Citing PatentFiling datePublication dateApplicantTitle
US5562999 *Jul 7, 1993Oct 8, 1996Mtu Motoren-Und Turbinen-Union Muenchen GmbhComponent made of an intermetallic compound with an aluminum diffusion coating
US5679181 *Jan 25, 1996Oct 21, 1997Toyo Kohan Co., Ltd.Method for manufacturing a corrosion resistant nickel plating steel sheet or strip
US6197132 *Aug 26, 1997Mar 6, 2001Sandvik AbMethod of manufacturing ferritic stainless FeCrA1-steel strips
US6274200Sep 11, 1998Aug 14, 2001Boeing North American, Inc.Method for preparing pre-coated ferrous-alloy components and components prepared thereby

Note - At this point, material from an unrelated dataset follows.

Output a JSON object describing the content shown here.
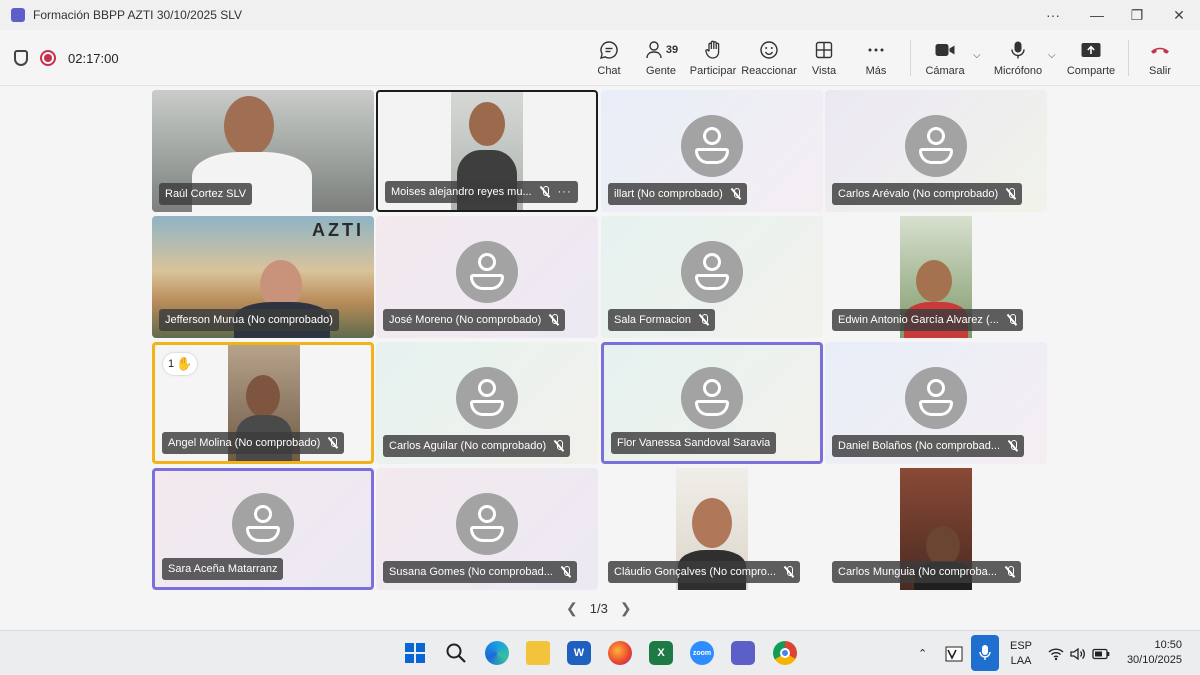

US6361628 *Oct 16, 1998Mar 26, 2002Recherche Et Developpment Du Groupe Cockerill SambreMethod for making a composite metal product
US6494972Oct 3, 2000Dec 17, 2002Boeing North American, Inc.Method for preparing pre-coated ferrous alloys and ferrous components prepared thereby

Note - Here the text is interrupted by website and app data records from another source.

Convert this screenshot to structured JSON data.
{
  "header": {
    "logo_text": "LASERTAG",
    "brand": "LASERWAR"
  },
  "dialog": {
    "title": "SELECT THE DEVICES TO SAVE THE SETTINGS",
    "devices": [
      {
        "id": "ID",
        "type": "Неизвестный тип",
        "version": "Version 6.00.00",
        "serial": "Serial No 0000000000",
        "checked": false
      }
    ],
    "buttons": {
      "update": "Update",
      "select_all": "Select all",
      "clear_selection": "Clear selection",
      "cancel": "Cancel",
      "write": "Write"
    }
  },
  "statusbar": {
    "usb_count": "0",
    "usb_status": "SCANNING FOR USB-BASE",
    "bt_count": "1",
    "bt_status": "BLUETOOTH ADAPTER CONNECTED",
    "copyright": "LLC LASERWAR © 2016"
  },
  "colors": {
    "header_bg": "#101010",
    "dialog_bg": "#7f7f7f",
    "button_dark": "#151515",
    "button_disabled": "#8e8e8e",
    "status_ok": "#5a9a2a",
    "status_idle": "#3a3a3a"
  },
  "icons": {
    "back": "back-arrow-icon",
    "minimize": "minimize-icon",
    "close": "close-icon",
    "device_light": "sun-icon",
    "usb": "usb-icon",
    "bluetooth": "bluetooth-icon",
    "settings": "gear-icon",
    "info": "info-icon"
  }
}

US6623690Jul 19, 2001Sep 23, 2003Crucible Materials CorporationClad power metallurgy article and method for producing the same
US6773824 *Jun 10, 2003Aug 10, 2004Crucible Materials Corp.Clad power metallurgy article and method for producing the same
EP0418905A2 *Sep 21, 1990Mar 27, 1991Dornier Luftfahrt GmbhCorrosion- and friction-resistance coatings
EP1025275B2Oct 16, 1998Dec 15, 2010Recherche et Développement GROUPE COCKERILL SAMBREMethod for making a composite metal product
Classifications
U.S. Classification148/525, 148/531, 148/532, 148/530
International ClassificationC23C10/28, C23C14/58, C23C10/00, C23C14/16
Cooperative ClassificationC23C14/58, C23C14/584, C23C14/582, C23C14/5806, C23C10/28, C23C14/16
European ClassificationC23C14/58B4, C23C14/58, C23C14/58B, C23C14/58F, C23C10/28, C23C14/16